*Task to complete:*
After reading the data below, copy out every line that contains the word "System".

[Component data from apps and pages]
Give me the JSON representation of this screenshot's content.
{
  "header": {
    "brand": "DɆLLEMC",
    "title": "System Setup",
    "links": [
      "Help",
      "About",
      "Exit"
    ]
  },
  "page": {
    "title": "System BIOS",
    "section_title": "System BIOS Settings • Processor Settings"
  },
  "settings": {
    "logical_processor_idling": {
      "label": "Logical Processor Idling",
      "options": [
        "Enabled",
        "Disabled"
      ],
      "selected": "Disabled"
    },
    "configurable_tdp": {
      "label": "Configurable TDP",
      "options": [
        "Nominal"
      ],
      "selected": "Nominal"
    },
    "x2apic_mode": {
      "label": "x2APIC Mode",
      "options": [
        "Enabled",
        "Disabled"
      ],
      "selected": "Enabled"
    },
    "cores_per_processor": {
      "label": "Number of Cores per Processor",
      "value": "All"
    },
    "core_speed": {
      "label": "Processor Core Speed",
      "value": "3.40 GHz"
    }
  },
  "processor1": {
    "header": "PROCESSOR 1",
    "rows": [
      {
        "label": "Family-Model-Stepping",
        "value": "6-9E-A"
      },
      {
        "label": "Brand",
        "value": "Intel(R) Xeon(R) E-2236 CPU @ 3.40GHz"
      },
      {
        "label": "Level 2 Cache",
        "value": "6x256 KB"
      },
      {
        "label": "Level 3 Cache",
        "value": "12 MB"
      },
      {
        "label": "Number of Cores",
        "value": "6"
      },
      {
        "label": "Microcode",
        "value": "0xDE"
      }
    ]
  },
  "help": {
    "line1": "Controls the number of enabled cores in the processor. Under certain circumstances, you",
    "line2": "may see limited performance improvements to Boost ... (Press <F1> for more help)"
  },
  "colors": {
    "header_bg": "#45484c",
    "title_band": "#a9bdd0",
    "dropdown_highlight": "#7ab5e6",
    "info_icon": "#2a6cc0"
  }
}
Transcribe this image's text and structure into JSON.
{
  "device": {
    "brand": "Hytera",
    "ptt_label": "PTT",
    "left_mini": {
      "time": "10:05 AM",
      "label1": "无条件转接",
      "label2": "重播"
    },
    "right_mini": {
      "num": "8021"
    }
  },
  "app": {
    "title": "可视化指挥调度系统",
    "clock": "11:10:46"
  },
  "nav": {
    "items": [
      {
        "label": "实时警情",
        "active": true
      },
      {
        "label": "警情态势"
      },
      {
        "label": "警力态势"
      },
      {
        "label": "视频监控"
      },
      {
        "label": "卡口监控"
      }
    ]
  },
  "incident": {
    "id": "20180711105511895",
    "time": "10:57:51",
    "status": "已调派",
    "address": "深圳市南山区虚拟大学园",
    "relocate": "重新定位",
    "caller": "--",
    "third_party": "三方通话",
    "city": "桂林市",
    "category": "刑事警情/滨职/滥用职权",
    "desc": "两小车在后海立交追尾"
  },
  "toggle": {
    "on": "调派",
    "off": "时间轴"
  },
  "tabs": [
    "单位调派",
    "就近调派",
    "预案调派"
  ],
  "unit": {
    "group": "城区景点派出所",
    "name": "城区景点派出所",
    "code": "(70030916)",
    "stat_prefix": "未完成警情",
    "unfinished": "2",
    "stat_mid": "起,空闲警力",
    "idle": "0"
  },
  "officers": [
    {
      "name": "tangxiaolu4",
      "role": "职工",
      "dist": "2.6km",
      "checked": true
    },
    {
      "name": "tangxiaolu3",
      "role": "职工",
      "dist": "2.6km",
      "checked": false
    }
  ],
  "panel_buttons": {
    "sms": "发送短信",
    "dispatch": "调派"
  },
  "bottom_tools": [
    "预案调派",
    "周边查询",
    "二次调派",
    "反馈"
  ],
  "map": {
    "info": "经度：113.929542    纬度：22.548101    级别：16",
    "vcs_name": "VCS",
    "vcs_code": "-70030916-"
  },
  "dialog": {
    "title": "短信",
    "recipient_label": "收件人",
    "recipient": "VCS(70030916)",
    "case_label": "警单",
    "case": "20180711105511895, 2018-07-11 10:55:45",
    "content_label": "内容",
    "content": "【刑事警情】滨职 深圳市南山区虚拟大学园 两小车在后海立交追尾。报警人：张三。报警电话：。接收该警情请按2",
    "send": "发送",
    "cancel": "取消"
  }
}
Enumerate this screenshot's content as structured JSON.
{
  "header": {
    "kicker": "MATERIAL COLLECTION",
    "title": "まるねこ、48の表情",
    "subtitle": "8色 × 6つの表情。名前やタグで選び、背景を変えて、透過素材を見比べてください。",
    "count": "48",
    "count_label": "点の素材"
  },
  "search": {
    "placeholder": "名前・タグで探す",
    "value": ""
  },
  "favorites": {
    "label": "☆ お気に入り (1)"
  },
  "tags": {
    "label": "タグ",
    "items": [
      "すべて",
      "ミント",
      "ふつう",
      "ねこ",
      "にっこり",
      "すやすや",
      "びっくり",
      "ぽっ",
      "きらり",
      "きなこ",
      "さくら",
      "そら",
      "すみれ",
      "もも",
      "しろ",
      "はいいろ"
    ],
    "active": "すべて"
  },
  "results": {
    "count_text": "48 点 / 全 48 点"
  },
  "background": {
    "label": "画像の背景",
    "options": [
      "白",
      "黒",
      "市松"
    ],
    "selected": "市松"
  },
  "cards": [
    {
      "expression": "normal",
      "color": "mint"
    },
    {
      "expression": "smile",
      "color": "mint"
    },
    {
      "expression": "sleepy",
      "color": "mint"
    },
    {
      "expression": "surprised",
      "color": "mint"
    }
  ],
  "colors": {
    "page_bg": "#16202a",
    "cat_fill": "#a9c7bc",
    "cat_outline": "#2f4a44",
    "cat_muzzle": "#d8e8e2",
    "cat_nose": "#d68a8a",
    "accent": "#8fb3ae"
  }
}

*Result for this exercise:*
    "title": "System Setup",
    "title": "System BIOS",
    "section_title": "System BIOS Settings • Processor Settings"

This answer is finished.